Kerala as I mentioned is a center for Ayurvedic medicine and there is nothing more out of this world than experiencing an authentic Ayurvedic massage. This ancient and traditional practice of medicine stems from nature, perfected over centuries. Only in the last few decades has Indian Ayurvedic medicines and techniques gone worldwide, ranging from Yoga to massage techniques. I was treated to an Abhyanga massage, an herbal-oil body massage meant for rejuvenation as well as total relaxation. It is designed to penetrate oil deeply into the skin, relax the mind-body, break up impurities, enhance the ability of nutrients to reach cells, and allow for the removal of stagnant waste. It is an experience I highly recommend to every woman in business and was a reminder to myself to make more time at home for rejuvenation.

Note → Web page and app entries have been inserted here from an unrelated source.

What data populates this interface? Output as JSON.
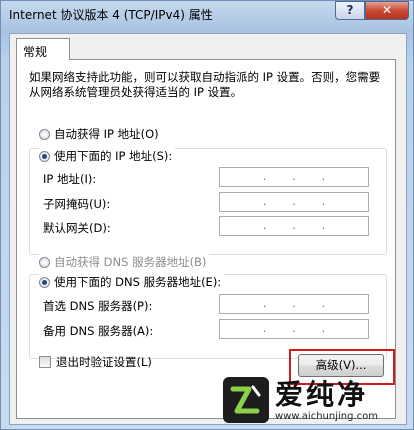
{
  "window": {
    "title": "Internet 协议版本 4 (TCP/IPv4) 属性",
    "help_label": "?",
    "close_label": "✕"
  },
  "tabs": [
    {
      "label": "常规"
    }
  ],
  "description": "如果网络支持此功能，则可以获取自动指派的 IP 设置。否则，您需要从网络系统管理员处获得适当的 IP 设置。",
  "ip_section": {
    "auto_label": "自动获得 IP 地址(O)",
    "manual_label": "使用下面的 IP 地址(S):",
    "selected": "manual",
    "fields": [
      {
        "label": "IP 地址(I):"
      },
      {
        "label": "子网掩码(U):"
      },
      {
        "label": "默认网关(D):"
      }
    ]
  },
  "dns_section": {
    "auto_label": "自动获得 DNS 服务器地址(B)",
    "manual_label": "使用下面的 DNS 服务器地址(E):",
    "selected": "manual",
    "fields": [
      {
        "label": "首选 DNS 服务器(P):"
      },
      {
        "label": "备用 DNS 服务器(A):"
      }
    ]
  },
  "validate_on_exit_label": "退出时验证设置(L)",
  "advanced_button_label": "高级(V)...",
  "watermark": {
    "name": "爱纯净",
    "url": "www.aichunjing.com"
  }
}
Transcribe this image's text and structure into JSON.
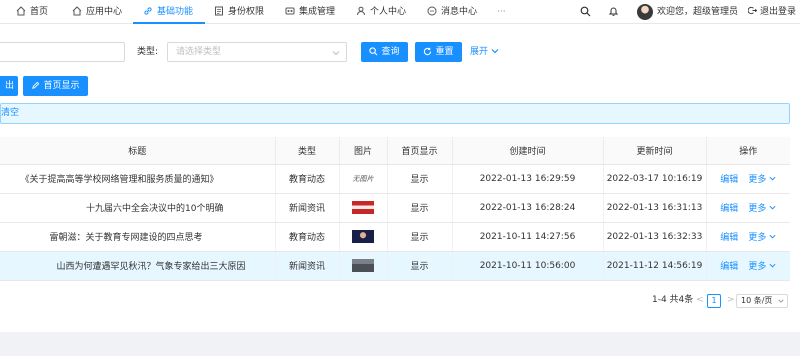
{
  "colors": {
    "primary": "#1890ff",
    "alert_bg": "#e6f7ff",
    "header_bg": "#ffffff"
  },
  "nav": {
    "items": [
      {
        "label": "首页",
        "icon": "home-icon"
      },
      {
        "label": "应用中心",
        "icon": "app-icon"
      },
      {
        "label": "基础功能",
        "icon": "link-icon",
        "active": true
      },
      {
        "label": "身份权限",
        "icon": "id-icon"
      },
      {
        "label": "集成管理",
        "icon": "integration-icon"
      },
      {
        "label": "个人中心",
        "icon": "user-icon"
      },
      {
        "label": "消息中心",
        "icon": "message-icon"
      }
    ],
    "more": "···",
    "welcome": "欢迎您，超级管理员",
    "logout": "退出登录"
  },
  "search": {
    "type_label": "类型:",
    "type_placeholder": "请选择类型",
    "query_label": "查询",
    "reset_label": "重置",
    "expand_label": "展开"
  },
  "toolbar": {
    "export_label": "出",
    "homepage_label": "首页显示"
  },
  "alert": {
    "text": "清空"
  },
  "table": {
    "headers": [
      "标题",
      "类型",
      "图片",
      "首页显示",
      "创建时间",
      "更新时间",
      "操作"
    ],
    "rows": [
      {
        "title": "《关于提高高等学校网络管理和服务质量的通知》",
        "type": "教育动态",
        "image_text": "无图片",
        "show": "显示",
        "created": "2022-01-13 16:29:59",
        "updated": "2022-03-17 10:16:19",
        "edit": "编辑",
        "more": "更多"
      },
      {
        "title": "十九届六中全会决议中的10个明确",
        "type": "新闻资讯",
        "image_text": "",
        "show": "显示",
        "created": "2022-01-13 16:28:24",
        "updated": "2022-01-13 16:31:13",
        "edit": "编辑",
        "more": "更多"
      },
      {
        "title": "雷朝滋：关于教育专网建设的四点思考",
        "type": "教育动态",
        "image_text": "",
        "show": "显示",
        "created": "2021-10-11 14:27:56",
        "updated": "2022-01-13 16:32:33",
        "edit": "编辑",
        "more": "更多"
      },
      {
        "title": "山西为何遭遇罕见秋汛？气象专家给出三大原因",
        "type": "新闻资讯",
        "image_text": "",
        "show": "显示",
        "created": "2021-10-11 10:56:00",
        "updated": "2021-11-12 14:56:19",
        "edit": "编辑",
        "more": "更多"
      }
    ]
  },
  "pagination": {
    "summary": "1-4 共4条",
    "prev": "<",
    "current": "1",
    "next": ">",
    "page_size": "10 条/页"
  }
}
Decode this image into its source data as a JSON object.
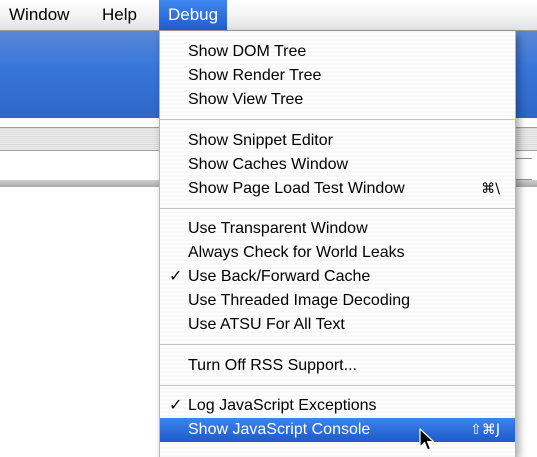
{
  "menubar": {
    "window_label": "Window",
    "help_label": "Help",
    "debug_label": "Debug"
  },
  "debug_menu": {
    "group1": [
      "Show DOM Tree",
      "Show Render Tree",
      "Show View Tree"
    ],
    "group2": {
      "snippet": "Show Snippet Editor",
      "caches": "Show Caches Window",
      "pageload": "Show Page Load Test Window",
      "pageload_shortcut": "⌘\\"
    },
    "group3": {
      "transparent": "Use Transparent Window",
      "leaks": "Always Check for World Leaks",
      "backforward": "Use Back/Forward Cache",
      "backforward_check": "✓",
      "threaded": "Use Threaded Image Decoding",
      "atsu": "Use ATSU For All Text"
    },
    "group4": {
      "rss": "Turn Off RSS Support..."
    },
    "group5": {
      "log_js": "Log JavaScript Exceptions",
      "log_js_check": "✓",
      "js_console": "Show JavaScript Console",
      "js_console_shortcut": "⇧⌘J"
    }
  },
  "colors": {
    "menu_highlight": "#2a6fe0",
    "toolbar_blue": "#3370d4"
  },
  "icons": [
    "checkmark-icon",
    "mouse-pointer-icon"
  ]
}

Later that day, we at last sat down to a traditional Kerala dinner, prepared with everything we picked up along the way. The local fare of Kerala is simple but rich and filling, consisting of fresh caught fish, rice and lentil gravy as well as local grown vegetables.
As our hosts entertained and served us, stories were told, and laughs echoed across the waters, I found myself reflecting on the road that led me away from India. Earlier that day when we were visiting the very villages and towns that our hair comes from, I saw the schools, smiling faces, and healthy children. Half a world away when our hairpieces, extensions or wigs bring comfort and confidence to women struggling with hair problems or even hair loss, that hair lovingly donated also is making a difference right here, right now. Choosing where we buy hair from ethically may not mean much at home in the United States, but it means a job here where jobs are needed. Choosing ethics or over cost saving means buying hair from a system that benefits all and doesn’t come at the cost of women, our sisters on this planet. They say that “you can never go back home again”. I do, and every time I give something back to where I was born and so do you.
Have a wonderful summer and I look forward to sharing more of my trip to India with you.